A majestic limestone formation at the southernmost end of the Guadalupe Mountains in Guadalupe Mountains National Park, Texas. El Capitan was once an enormous reef submerged in a Permian sea. Over the course of two hundred and fifty million years, the reef was buried only to be exposed later due to tectonic uplift and erosion of the surrounding sandstone. El Capitan is now a mountain of highly fossiliferous limestone containing skeletons of algae, sponges, bryozoans and other sea creatures.

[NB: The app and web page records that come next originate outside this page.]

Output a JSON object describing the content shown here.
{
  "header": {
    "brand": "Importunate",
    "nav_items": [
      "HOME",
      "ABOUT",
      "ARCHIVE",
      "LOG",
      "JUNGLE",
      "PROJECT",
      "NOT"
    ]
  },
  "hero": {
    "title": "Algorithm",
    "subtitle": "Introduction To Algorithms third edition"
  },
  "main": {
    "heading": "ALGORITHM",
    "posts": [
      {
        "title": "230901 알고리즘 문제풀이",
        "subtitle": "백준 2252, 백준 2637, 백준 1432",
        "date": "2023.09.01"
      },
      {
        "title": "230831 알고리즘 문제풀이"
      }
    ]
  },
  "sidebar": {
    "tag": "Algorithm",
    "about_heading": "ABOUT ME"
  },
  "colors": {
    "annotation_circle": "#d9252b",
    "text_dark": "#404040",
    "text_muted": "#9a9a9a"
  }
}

Standing thousands of feet (8,085 feet above sea level) above the relatively flat lands of Texas, El Capitan can be seen from miles away. It was used as a landmark by early settlers.